After taking into account the usual anger patterns experienced by the participants, the researchers say that the relative risk of heart attack within 2 hours of feeling intense anger is 8 and a half times higher than among those who experienced normal patterns of anger.
Additionally, high levels of anxiety were associated with a 9 and a half times increased risk of triggering a heart attack in the 2 hours after the anxiety episode when compared with anxiety levels the previous day, they say.
The authors suggest that findings such as these coincide with an “increased acceptance of the role of psychological factors, both acute and chronic, in the onset of acute MI [myocardial infarction, or heart attack], sudden cardiac death and stroke.”
‘The danger is real’
Dr Thomas Buckley, a senior lecturer and researcher from the University of Sydney, says in a statement: “While the absolute risk of any one anger episode triggering a heart attack is low, our data demonstrates that the danger is real and still there.”
He explains that the increased risk of a heart attack following intense anger or anxiety is “most likely the result of increased heart rate and blood pressure, tightening of blood vessels and increased clotting, all associated with triggering of heart attacks”.
Dr Buckley says that anger management should be part of the standard treatment for any patient assessed to be at risk of periods of intense anger.
The authors say their research differs from most other studies because they used angiograms to ensure that all the volunteers had experienced heart attacks.
‘More research needed’
Commenting on the study in a statement, Doireann Maddock, senior cardiac nurse at the British Heart Foundation, says: “Although these findings are interesting, the number of people affected was very small.
“More research is needed to explore their suggested link of intense anger as a trigger for a heart attack.
“The way you cope with stress can reduce angry outbursts and help you move on from high pressure scenarios.
““Doing regular physical activity can act as a stress buster. You could also learn relaxation techniques for managing stress.

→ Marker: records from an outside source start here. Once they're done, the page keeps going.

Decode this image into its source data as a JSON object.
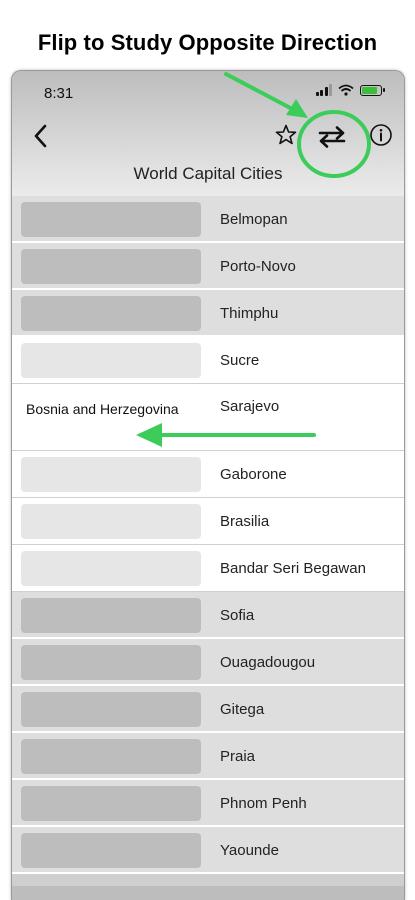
{
  "banner": "Flip to Study Opposite Direction",
  "status": {
    "time": "8:31"
  },
  "nav": {
    "title": "World Capital Cities"
  },
  "colors": {
    "highlight": "#3ccc5a"
  },
  "rows": [
    {
      "capital": "Belmopan",
      "answer": "",
      "state": "hidden"
    },
    {
      "capital": "Porto-Novo",
      "answer": "",
      "state": "hidden"
    },
    {
      "capital": "Thimphu",
      "answer": "",
      "state": "hidden"
    },
    {
      "capital": "Sucre",
      "answer": "",
      "state": "revealed"
    },
    {
      "capital": "Sarajevo",
      "answer": "Bosnia and Herzegovina",
      "state": "open"
    },
    {
      "capital": "Gaborone",
      "answer": "",
      "state": "revealed"
    },
    {
      "capital": "Brasilia",
      "answer": "",
      "state": "revealed"
    },
    {
      "capital": "Bandar Seri Begawan",
      "answer": "",
      "state": "revealed"
    },
    {
      "capital": "Sofia",
      "answer": "",
      "state": "hidden"
    },
    {
      "capital": "Ouagadougou",
      "answer": "",
      "state": "hidden"
    },
    {
      "capital": "Gitega",
      "answer": "",
      "state": "hidden"
    },
    {
      "capital": "Praia",
      "answer": "",
      "state": "hidden"
    },
    {
      "capital": "Phnom Penh",
      "answer": "",
      "state": "hidden"
    },
    {
      "capital": "Yaounde",
      "answer": "",
      "state": "hidden"
    }
  ]
}
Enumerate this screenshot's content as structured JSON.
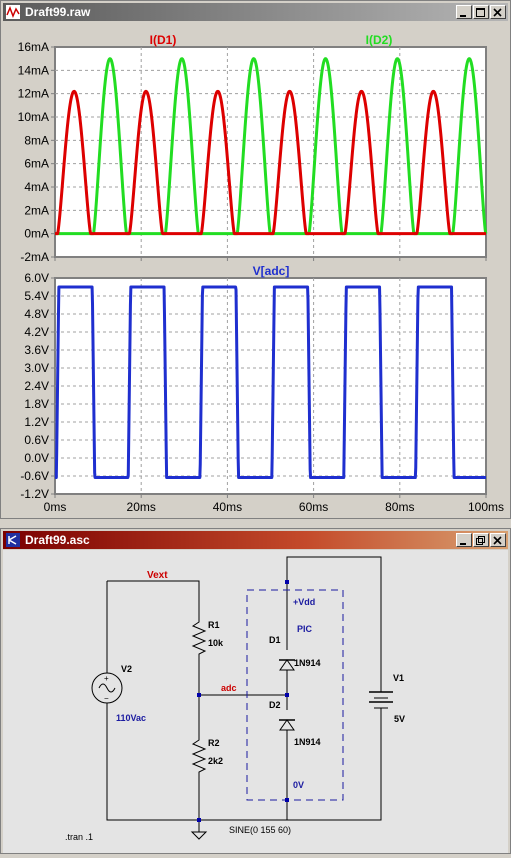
{
  "waveform_window": {
    "title": "Draft99.raw",
    "top_chart": {
      "type": "line",
      "series_labels": [
        "I(D1)",
        "I(D2)"
      ],
      "y_tick_labels": [
        "16mA",
        "14mA",
        "12mA",
        "10mA",
        "8mA",
        "6mA",
        "4mA",
        "2mA",
        "0mA",
        "-2mA"
      ],
      "colors": {
        "d1": "#dd0000",
        "d2": "#22dd22"
      }
    },
    "bottom_chart": {
      "type": "line",
      "series_label": "V[adc]",
      "y_tick_labels": [
        "6.0V",
        "5.4V",
        "4.8V",
        "4.2V",
        "3.6V",
        "3.0V",
        "2.4V",
        "1.8V",
        "1.2V",
        "0.6V",
        "0.0V",
        "-0.6V",
        "-1.2V"
      ],
      "x_tick_labels": [
        "0ms",
        "20ms",
        "40ms",
        "60ms",
        "80ms",
        "100ms"
      ],
      "color": "#1f2fcf"
    }
  },
  "chart_data": [
    {
      "type": "line",
      "title": "",
      "xlabel": "",
      "ylabel": "",
      "xlim": [
        0,
        100
      ],
      "ylim": [
        -2,
        16
      ],
      "x_unit": "ms",
      "y_unit": "mA",
      "grid": true,
      "series": [
        {
          "name": "I(D1)",
          "color": "#dd0000",
          "peak": 12.2,
          "period_ms": 16.67,
          "phase_ms": 0,
          "shape": "half-wave rectified sine"
        },
        {
          "name": "I(D2)",
          "color": "#22dd22",
          "peak": 15.0,
          "period_ms": 16.67,
          "phase_ms": 8.33,
          "shape": "half-wave rectified sine"
        }
      ]
    },
    {
      "type": "line",
      "title": "",
      "xlabel": "",
      "ylabel": "",
      "xlim": [
        0,
        100
      ],
      "ylim": [
        -1.2,
        6.0
      ],
      "x_unit": "ms",
      "y_unit": "V",
      "grid": true,
      "series": [
        {
          "name": "V[adc]",
          "color": "#1f2fcf",
          "high": 5.7,
          "low": -0.65,
          "period_ms": 16.67,
          "shape": "clipped square wave"
        }
      ]
    }
  ],
  "schematic_window": {
    "title": "Draft99.asc",
    "net_labels": {
      "vext": "Vext",
      "adc": "adc",
      "vdd": "+Vdd",
      "zero": "0V",
      "pic": "PIC"
    },
    "components": {
      "r1": {
        "ref": "R1",
        "value": "10k"
      },
      "r2": {
        "ref": "R2",
        "value": "2k2"
      },
      "d1": {
        "ref": "D1",
        "value": "1N914"
      },
      "d2": {
        "ref": "D2",
        "value": "1N914"
      },
      "v1": {
        "ref": "V1",
        "value": "5V"
      },
      "v2": {
        "ref": "V2",
        "value": "110Vac",
        "spice": "SINE(0 155 60)"
      }
    },
    "directive": ".tran .1"
  }
}
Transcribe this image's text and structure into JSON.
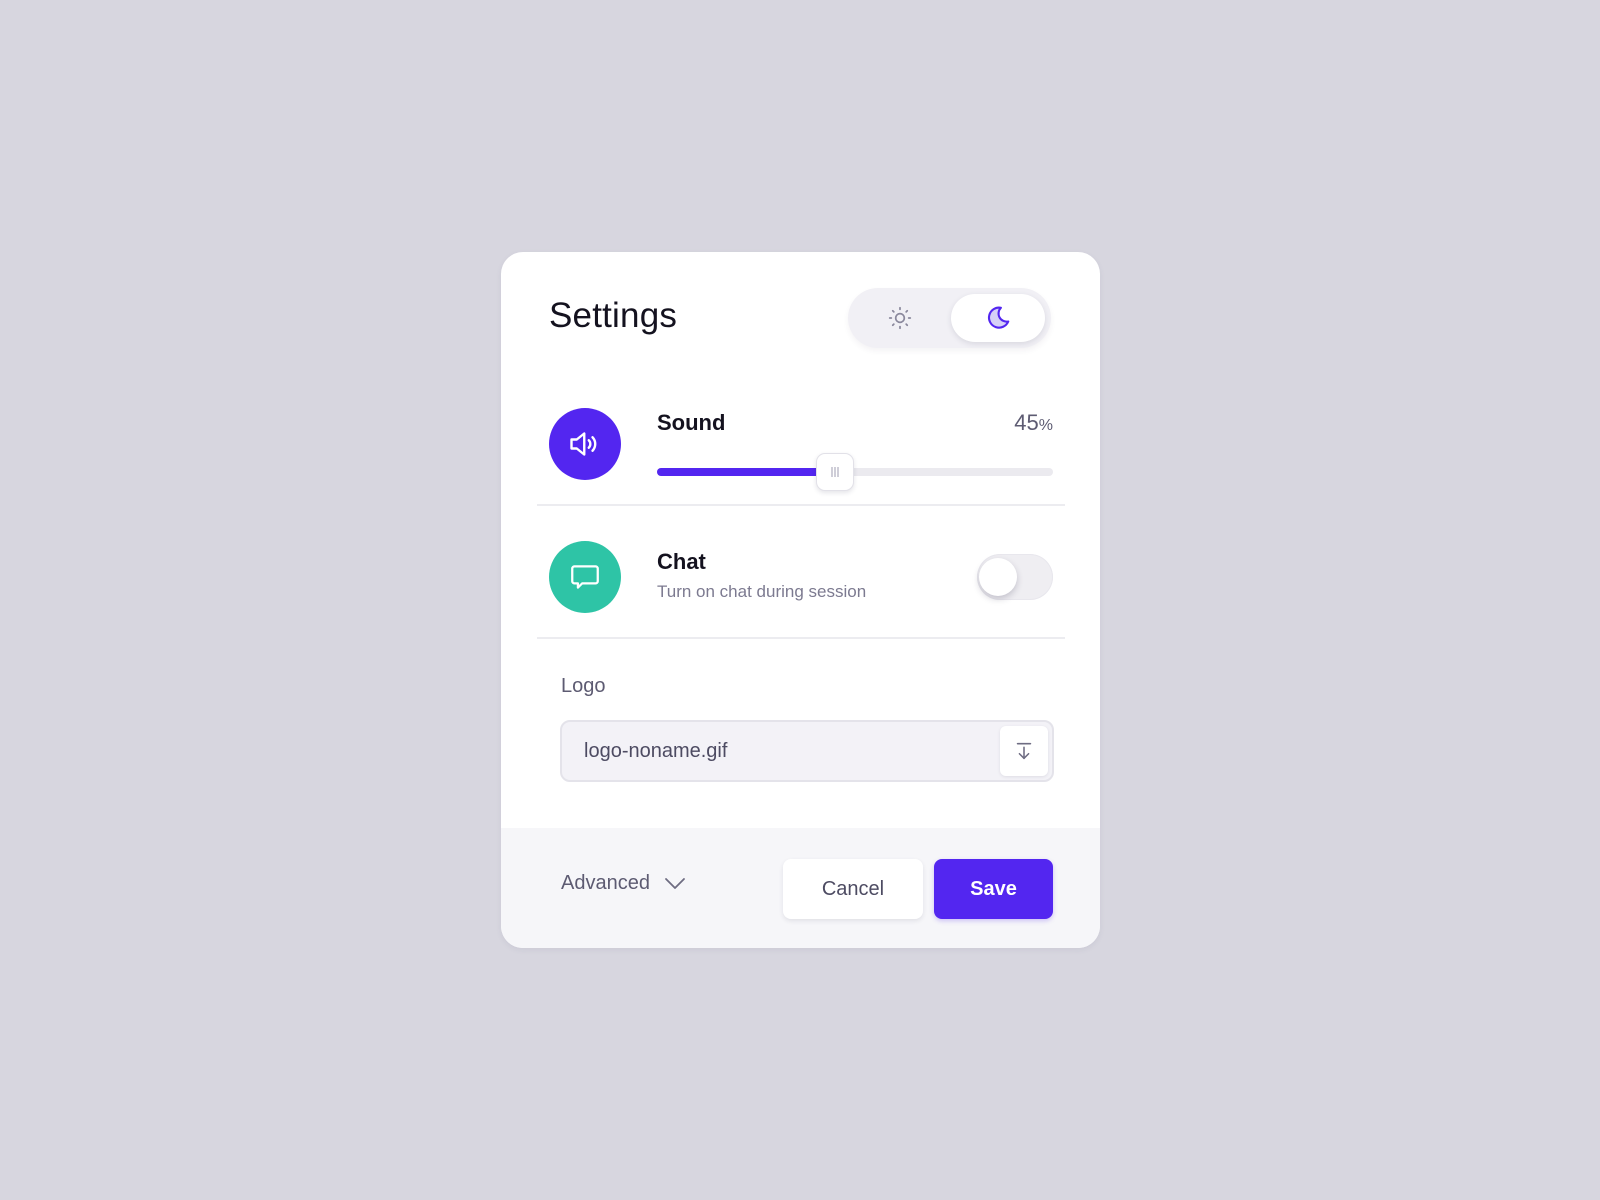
{
  "colors": {
    "accent": "#5326f0",
    "chat_icon_bg": "#2ec4a6",
    "background": "#d7d6df"
  },
  "header": {
    "title": "Settings",
    "theme_toggle": {
      "options": [
        {
          "id": "light",
          "icon": "sun-icon",
          "selected": false
        },
        {
          "id": "dark",
          "icon": "moon-icon",
          "selected": true
        }
      ]
    }
  },
  "sound": {
    "label": "Sound",
    "icon": "speaker-icon",
    "value": "45",
    "unit": "%",
    "level_percent": 45
  },
  "chat": {
    "label": "Chat",
    "icon": "chat-bubble-icon",
    "description": "Turn on chat during session",
    "enabled": false
  },
  "logo": {
    "label": "Logo",
    "file_name": "logo-noname.gif",
    "upload_icon": "upload-icon"
  },
  "footer": {
    "advanced_label": "Advanced",
    "cancel_label": "Cancel",
    "save_label": "Save"
  }
}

“If you’re worried about how you’re coping with stress or are experiencing frequent anger outbursts have a chat with your GP
web news – culled from http://www.webmd.boots.com/heart-disease/news/20150224/anger-risk-heart-attack